SAFETY AND OTHER CONSIDERATIONS. It is a good idea to check to see if the insurance policy on the site of the sale, e.g. homeowners policy is current and has enough coverage in case a buyer would fall or injure themselves. Keep a keen eye for any hazards and mark them with a sign, precaution and prevention are key words in any sale.
ADVERTISING. You will find that advertising in the local paper under Estate Sales is about double in comparison to other sales such as garage or rummage sales. A cost cutting measure is to advertise in the regular rummage sale section but be sure to add in bold or capital letters "EVERYTHING MUST GO" or "SELLING OUT TO THE BARE WALLS." These are clues that this is indeed an estate sale. Be sure to mention popular items with name brands, e.g. antiques, McCoy, Roseville, etc. Add other items such as vintage clothing, linens, antique furniture, collectibles, household, and any unique items e.g. Laurel and Hardy large plaster figurines. Large machinery such as snowblowers, and tools should be mentioned and if possible you can have an earlier, separate time set for viewing sale items in the garage. If it is a two day sale, run the ad both days and if possible remove number information on the second day and replace it with a markdown notification, e.g. 50% off items under $50.
Estate Sale Signs. You can post these signs on telephone polls. Post these signs at the busiest traffic intersections, etc. nearest to the sale. It is especially helpful if these sections have traffic jams during rush hour since the driver and passengers will get a better look at the information. Give date, time and location. These signs can be purchased at building supply and hardware stores and a few should be given to you free from the newspaper when you place the ad, they may not say estate sale, but you can add those words. Be sure to post these signs a couple of days before the sale. If the sale is on Saturday, be sure to post on Thursday, or no later than Friday at rush hour.
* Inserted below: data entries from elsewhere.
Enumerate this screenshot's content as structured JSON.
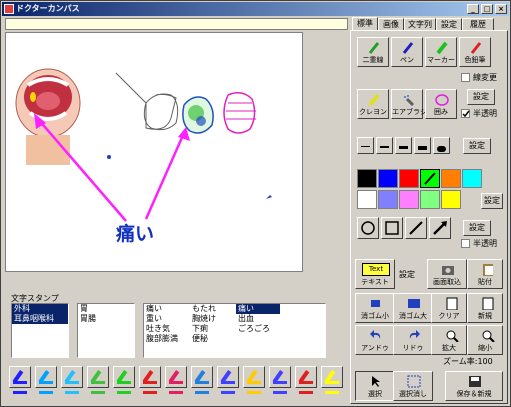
{
  "window": {
    "title": "ドクターカンパス"
  },
  "canvas": {
    "annotation_text": "痛い"
  },
  "stamp": {
    "label": "文字スタンプ",
    "list1": [
      "外科",
      "耳鼻咽喉科"
    ],
    "list2": [
      "胃",
      "胃腸"
    ],
    "list3a": [
      "痛い",
      "重い",
      "吐き気",
      "腹部膨満"
    ],
    "list3b": [
      "もたれ",
      "胸焼け",
      "下痢",
      "便秘"
    ],
    "list3c": [
      "痛い",
      "出血",
      "ごろごろ"
    ]
  },
  "tabs": [
    "標準",
    "画像",
    "文字列",
    "設定",
    "履歴"
  ],
  "tools": [
    {
      "label": "二重線",
      "color": "#20a020"
    },
    {
      "label": "ペン",
      "color": "#2020c0"
    },
    {
      "label": "マーカー",
      "color": "#20c020"
    },
    {
      "label": "色鉛筆",
      "color": "#e02020"
    },
    {
      "label": "クレヨン",
      "color": "#e0e020"
    },
    {
      "label": "エアブラシ",
      "color": "#2080e0"
    },
    {
      "label": "囲み",
      "color": "#e020e0"
    }
  ],
  "options": {
    "line_change": "線変更",
    "semi_transparent": "半透明",
    "settings": "設定"
  },
  "palette": [
    "#000000",
    "#0000ff",
    "#ff0000",
    "#00ff00",
    "#ff8000",
    "#00ffff",
    "#ffffff",
    "#8080ff",
    "#ff80ff",
    "#80ff80",
    "#ffff00"
  ],
  "actions": {
    "text": "テキスト",
    "settings": "設定",
    "capture": "画面取込",
    "paste": "貼付",
    "erase_small": "消ゴム小",
    "erase_large": "消ゴム大",
    "clear": "クリア",
    "new": "新規",
    "undo": "アンドゥ",
    "redo": "リドゥ",
    "zoom_in": "拡大",
    "zoom_out": "縮小",
    "zoom_label": "ズーム率:100",
    "select": "選択",
    "deselect": "選択消し",
    "save_new": "保存＆新規",
    "text_icon": "Text"
  },
  "bottom_pens": [
    {
      "color": "#2020ff"
    },
    {
      "color": "#00a0ff"
    },
    {
      "color": "#20c0ff"
    },
    {
      "color": "#40c040"
    },
    {
      "color": "#20d020"
    },
    {
      "color": "#e02020"
    },
    {
      "color": "#e02060"
    },
    {
      "color": "#2080e0"
    },
    {
      "color": "#4040ff"
    },
    {
      "color": "#ffcc00"
    },
    {
      "color": "#4040ff"
    },
    {
      "color": "#e02020"
    },
    {
      "color": "#ffff00"
    }
  ]
}
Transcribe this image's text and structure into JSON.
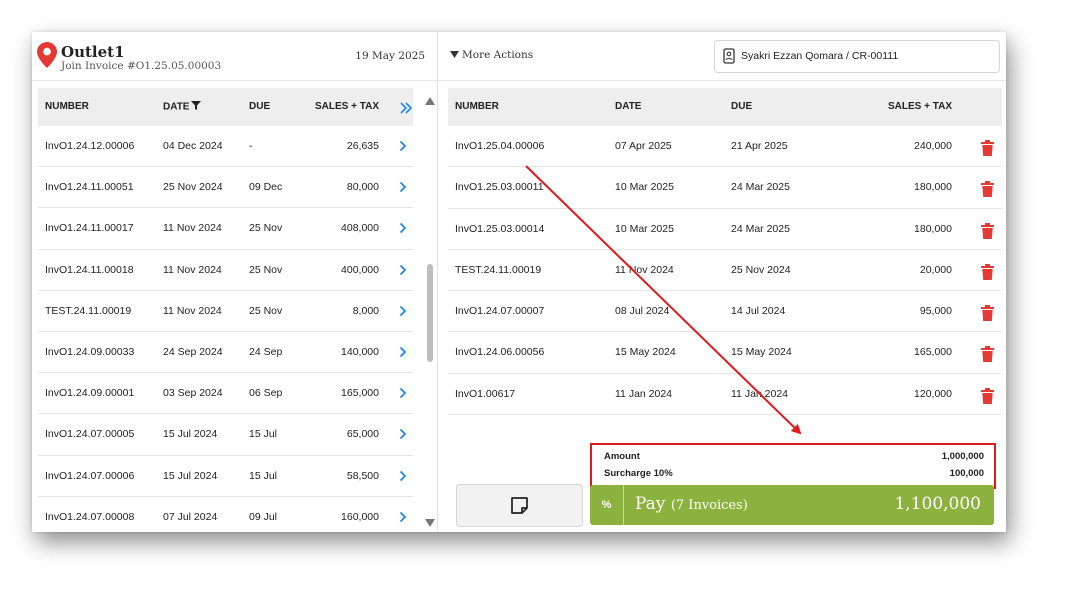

Check on your signs and replace any that are taken or destroyed.
Post Large Estate Sale Sign in window of residence and one near the boulevard with an arrow, this one should be printed on both sides so that both lanes of traffic can see it.